Children in Church: nurturing hearts of worship, written by Curt and Sandra Lovelace and published by Hal and Melanie Young of RaisingRealMen.com, is a book that exceeded my expectations. It is well-written, easy to read, and packed with helpful tips on incorporating your children into the worship service.
When I first received the printed edition of this book for review, I was skeptical, but after I moved past the first couple of chapters, I couldn’t put the book down. In fact, I stayed up late to finish the book on the same day that I received it!
The first chapter begins with examples from Scripture where children are included in worship throughout the Old and New Testament. The following chapters share experiences the authors have had with their own children and with other families, reactions to their ideas from others, and then specific suggestions to successfully make the transition of bringing a child into the service.
The 160 page book was filled with anecdotes that I could relate to as well as suggested tips and activities that I immediately knew would appeal to my children. The gradual process of getting them more and more involved in the service seemed not only plausible but appealing.
I also appreciated repeated advice to discuss with your spouse and to make committed decisions about everything from what activities are permissible and what constitutes a distraction to what steps should be taken for discipline and when those steps would be necessary. The authors acknowledge that the decision to bring young children into a service is not always a popular decision and provide both advice and anecdotes of situations where the issue is debated.
Another aspect I loved were the many stories of how the author invited other young children to sit with her to help the parents train their young ones for the service. The stories showed a genuine love for children and a compassionate, non-judgemental spirit toward those parents who might be struggling with the process. In fact, this compassionate, gracious tone is throughout the book. I did not feel judged for having placed my children in nursery, and I did not feel guilty for having a less-than-angelic child disrupt a service.
Tips included practical suggestions for taking the stress out of Sunday morning preparation, preparing your heart (and your child’s heart) for the service, and age-appropriate activities for nursing babes to adolescents. Things like having a church bag with activities purchased and dedicated solely for the service, drawing along with your child during the service, and having beginning readers circle words they could read in the bulletin were a few of my favorite suggestions.
I have loved using many of these ideas with my two oldest children who sit with us during the evening services in our church. The first night I tried these ideas, my husband was preaching, which meant I had my five year old and my four year old in the service with me ALL BY MYSELF. I tried the suggestion of drawing with my children to help them connect with the message. It went so well that I afterwards told my husband I really felt that I got to worship with my children rather than merely try to control behavior so that I could worship.

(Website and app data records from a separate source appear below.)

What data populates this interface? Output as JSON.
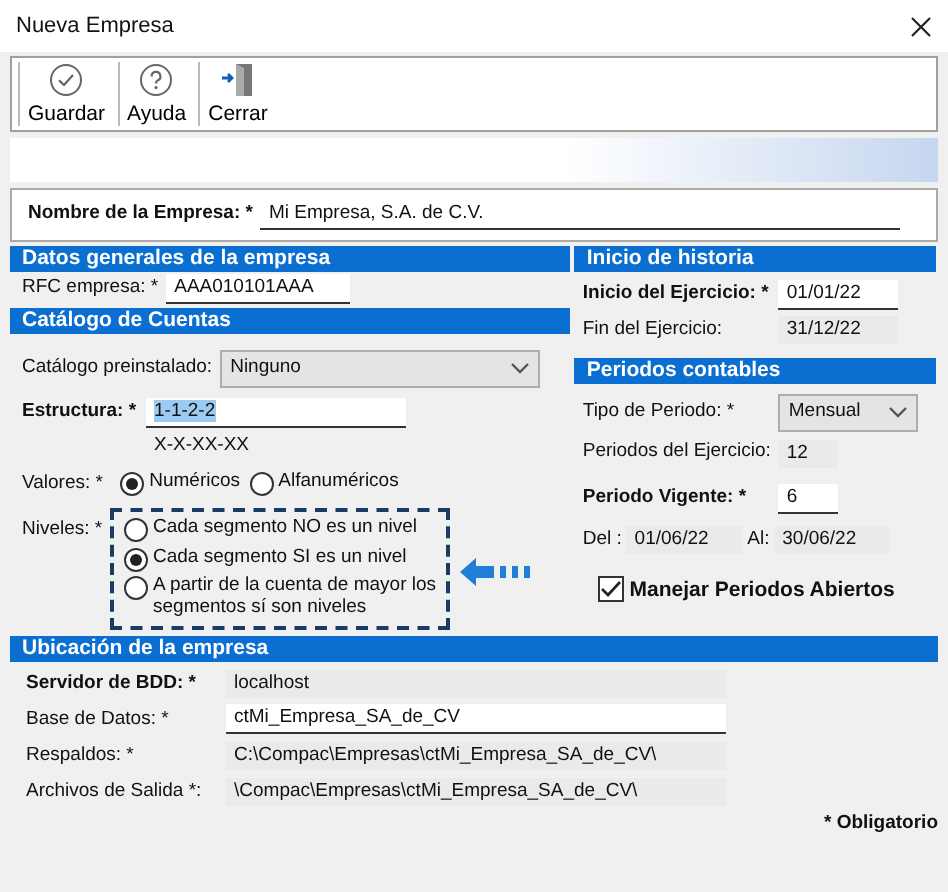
{
  "window": {
    "title": "Nueva Empresa"
  },
  "toolbar": {
    "buttons": [
      {
        "label": "Guardar"
      },
      {
        "label": "Ayuda"
      },
      {
        "label": "Cerrar"
      }
    ]
  },
  "company": {
    "label": "Nombre de la Empresa: *",
    "bold": true,
    "kind": "input",
    "value": "Mi Empresa, S.A. de C.V."
  },
  "general": {
    "title": "Datos generales de la empresa",
    "fields": [
      {
        "label": "RFC empresa: *",
        "bold": false,
        "kind": "input",
        "value": "AAA010101AAA"
      }
    ]
  },
  "catalog": {
    "title": "Catálogo de Cuentas",
    "preinstalled": {
      "label": "Catálogo preinstalado:",
      "bold": false,
      "kind": "select",
      "value": "Ninguno"
    },
    "structure": {
      "label": "Estructura: *",
      "bold": true,
      "kind": "input",
      "value": "1-1-2-2",
      "text_selected": true
    },
    "mask": "X-X-XX-XX",
    "values": {
      "label": "Valores: *",
      "options": [
        {
          "label": "Numéricos",
          "selected": true
        },
        {
          "label": "Alfanuméricos",
          "selected": false
        }
      ]
    },
    "levels": {
      "label": "Niveles: *",
      "highlighted": true,
      "options": [
        {
          "label": "Cada segmento NO es un nivel",
          "selected": false
        },
        {
          "label": "Cada segmento SI es un nivel",
          "selected": true
        },
        {
          "label": "A partir de la cuenta de mayor los segmentos sí son niveles",
          "selected": false
        }
      ]
    }
  },
  "history": {
    "title": "Inicio de historia",
    "fields": [
      {
        "label": "Inicio del Ejercicio: *",
        "bold": true,
        "kind": "input",
        "value": "01/01/22"
      },
      {
        "label": "Fin del Ejercicio:",
        "bold": false,
        "kind": "readonly",
        "value": "31/12/22"
      }
    ]
  },
  "periods": {
    "title": "Periodos contables",
    "fields": [
      {
        "label": "Tipo de Periodo: *",
        "bold": false,
        "kind": "select",
        "value": "Mensual"
      },
      {
        "label": "Periodos del Ejercicio:",
        "bold": false,
        "kind": "readonly",
        "value": "12"
      },
      {
        "label": "Periodo Vigente: *",
        "bold": true,
        "kind": "input",
        "value": "6"
      }
    ],
    "range": [
      {
        "label": "Del :",
        "value": "01/06/22"
      },
      {
        "label": "Al:",
        "value": "30/06/22"
      }
    ],
    "open_periods": {
      "label": "Manejar Periodos Abiertos",
      "checked": true
    }
  },
  "location": {
    "title": "Ubicación de la empresa",
    "fields": [
      {
        "label": "Servidor de BDD: *",
        "bold": true,
        "kind": "readonly",
        "value": "localhost"
      },
      {
        "label": "Base de Datos: *",
        "bold": false,
        "kind": "input",
        "value": "ctMi_Empresa_SA_de_CV"
      },
      {
        "label": "Respaldos: *",
        "bold": false,
        "kind": "readonly",
        "value": "C:\\Compac\\Empresas\\ctMi_Empresa_SA_de_CV\\"
      },
      {
        "label": "Archivos de Salida *:",
        "bold": false,
        "kind": "readonly",
        "value": "\\Compac\\Empresas\\ctMi_Empresa_SA_de_CV\\"
      }
    ]
  },
  "footer": {
    "note": "* Obligatorio"
  }
}
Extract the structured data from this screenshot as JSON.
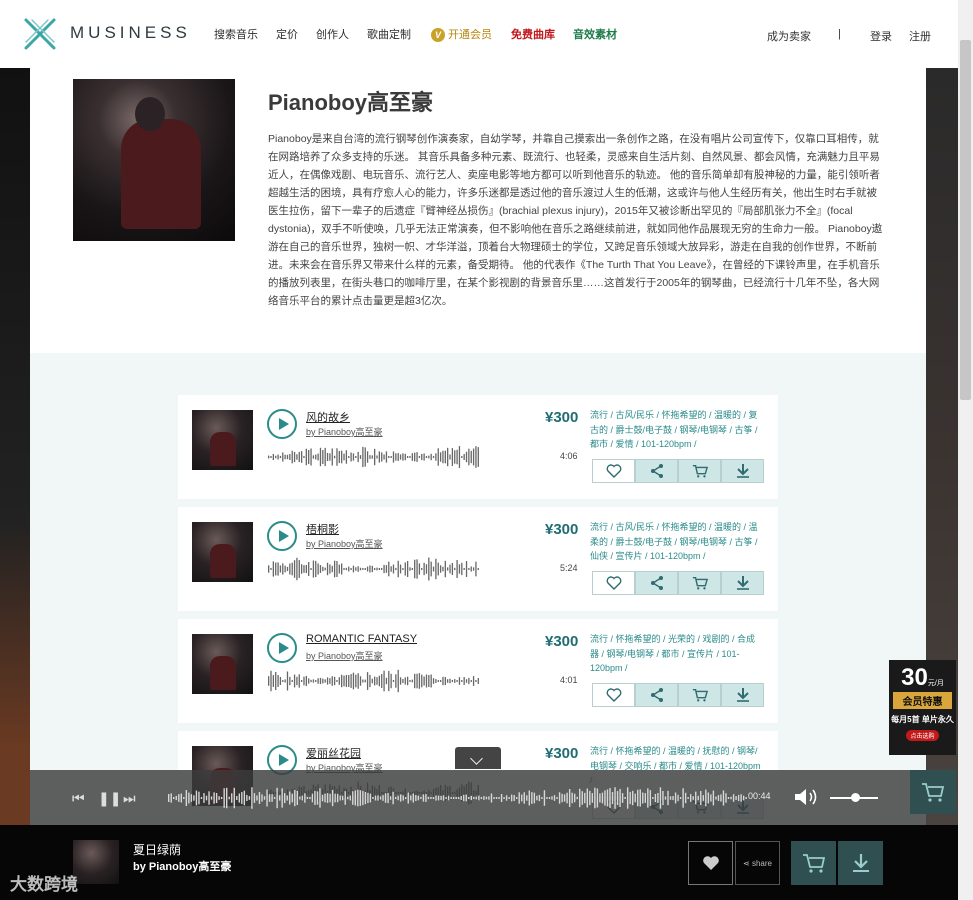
{
  "brand": {
    "name": "MUSINESS"
  },
  "nav": [
    {
      "label": "搜索音乐",
      "color": "#2d2d2d"
    },
    {
      "label": "定价",
      "color": "#2d2d2d"
    },
    {
      "label": "创作人",
      "color": "#2d2d2d"
    },
    {
      "label": "歌曲定制",
      "color": "#2d2d2d"
    },
    {
      "label": "开通会员",
      "color": "#b8860b",
      "badge": "V"
    },
    {
      "label": "免费曲库",
      "color": "#c0181e"
    },
    {
      "label": "音效素材",
      "color": "#1e7b4a"
    }
  ],
  "account": {
    "become_seller": "成为卖家",
    "separator": "|",
    "login": "登录",
    "register": "注册"
  },
  "artist": {
    "name": "Pianoboy高至豪",
    "bio": "Pianoboy是来自台湾的流行钢琴创作演奏家，自幼学琴，并靠自己摸索出一条创作之路，在没有唱片公司宣传下，仅靠口耳相传，就在网路培养了众多支持的乐迷。 其音乐具备多种元素、既流行、也轻柔，灵感来自生活片刻、自然风景、都会风情，充满魅力且平易近人，在偶像戏剧、电玩音乐、流行艺人、卖座电影等地方都可以听到他音乐的轨迹。 他的音乐简单却有股神秘的力量，能引领听者超越生活的困境，具有疗愈人心的能力，许多乐迷都是透过他的音乐渡过人生的低潮，这或许与他人生经历有关，他出生时右手就被医生拉伤，留下一辈子的后遗症『臂神经丛损伤』(brachial plexus injury)，2015年又被诊断出罕见的『局部肌张力不全』(focal dystonia)，双手不听使唤，几乎无法正常演奏，但不影响他在音乐之路继续前进，就如同他作品展现无穷的生命力一般。 Pianoboy遨游在自己的音乐世界，独树一帜、才华洋溢，顶着台大物理硕士的学位，又跨足音乐领域大放异彩，游走在自我的创作世界，不断前进。未来会在音乐界又带来什么样的元素，备受期待。 他的代表作《The Turth That You Leave》，在曾经的下课铃声里，在手机音乐的播放列表里，在街头巷口的咖啡厅里，在某个影视剧的背景音乐里……这首发行于2005年的钢琴曲，已经流行十几年不坠，各大网络音乐平台的累计点击量更是超3亿次。"
  },
  "tracks": [
    {
      "title": "风的故乡",
      "by": "by Pianoboy高至豪",
      "duration": "4:06",
      "price": "¥300",
      "tags": "流行 / 古风/民乐 / 怀拖希望的 / 温暖的 / 复古的 / 爵士鼓/电子鼓 / 钢琴/电钢琴 / 古筝 / 都市 / 爱情 / 101-120bpm /"
    },
    {
      "title": "梧桐影",
      "by": "by Pianoboy高至豪",
      "duration": "5:24",
      "price": "¥300",
      "tags": "流行 / 古风/民乐 / 怀拖希望的 / 温暖的 / 温柔的 / 爵士鼓/电子鼓 / 钢琴/电钢琴 / 古筝 / 仙侠 / 宣传片 / 101-120bpm /"
    },
    {
      "title": "ROMANTIC FANTASY",
      "by": "by Pianoboy高至豪",
      "duration": "4:01",
      "price": "¥300",
      "tags": "流行 / 怀拖希望的 / 光荣的 / 戏剧的 / 合成器 / 钢琴/电钢琴 / 都市 / 宣传片 / 101-120bpm /"
    },
    {
      "title": "爱丽丝花园",
      "by": "by Pianoboy高至豪",
      "duration": "",
      "price": "¥300",
      "tags": "流行 / 怀拖希望的 / 温暖的 / 抚慰的 / 钢琴/电钢琴 / 交响乐 / 都市 / 爱情 / 101-120bpm /"
    }
  ],
  "promo": {
    "price": "30",
    "unit": "元/月",
    "band": "会员特惠",
    "line": "每月5首 单片永久",
    "cta": "点击选购"
  },
  "player": {
    "time": "00:44"
  },
  "now_playing": {
    "title": "夏日绿荫",
    "artist": "by Pianoboy高至豪",
    "share_label": "share"
  },
  "watermark": "大数跨境",
  "colors": {
    "accent": "#2b8a8a",
    "price": "#1f6d72",
    "vip": "#b8860b",
    "free": "#c0181e"
  }
}
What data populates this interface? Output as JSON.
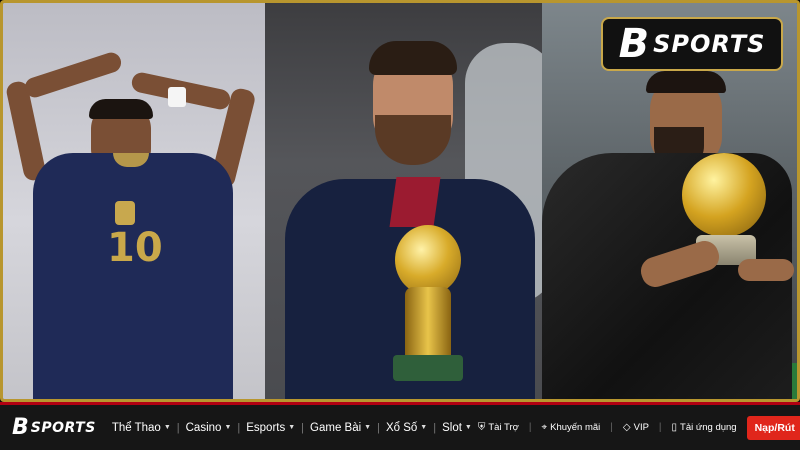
{
  "hero": {
    "badge": {
      "logo_mark": "B",
      "brand": "SPORTS"
    },
    "left_player": {
      "shirt_number": "10"
    }
  },
  "nav": {
    "logo": {
      "mark": "B",
      "brand": "SPORTS"
    },
    "menu": [
      {
        "label": "Thể Thao"
      },
      {
        "label": "Casino"
      },
      {
        "label": "Esports"
      },
      {
        "label": "Game Bài"
      },
      {
        "label": "Xổ Số"
      },
      {
        "label": "Slot"
      }
    ],
    "utilities": [
      {
        "label": "Tài Trợ",
        "icon": "shield-icon"
      },
      {
        "label": "Khuyến mãi",
        "icon": "tag-icon"
      },
      {
        "label": "VIP",
        "icon": "diamond-icon"
      },
      {
        "label": "Tải ứng dụng",
        "icon": "phone-icon"
      }
    ],
    "cta": "Nạp/Rút"
  },
  "colors": {
    "accent_red": "#e0261b",
    "border_gold": "#b8962e",
    "nav_bg": "#161616"
  }
}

The authors, Chris and Sandra Lovelace, were discipled by Francis and Edith Schaeffer and served on staff at L’Abri in Switzerland. They’ve served as missionaries in the Cayman Islands, worked in a small rural church in Maine, and led homeschool conferences in Bosnia. They currently minister as directors of Lifework Forum, a ministry that reaches out to international homeschoolers. Curt and Sandra now live in Prague where they can more effectively encourage homeschoolers in both Europe and Africa. As parents of two daughters and with over three decades of ministry experience, the couple is well-qualified to instruct parents of young children on this topic.
Overall, I loved Children in Church and would highly recommend the book to others. The book is available for $12 a copy, or purchase in bulk, 10 or more copies for $6.50. Find out more about the Lovelaces and Children in Church or visit their Facebook page. Then, visit the Schoolhouse Review Crew and read what others thought about this book or the historical fiction book A Cry from Egypt also available from RaisingRealMen.com.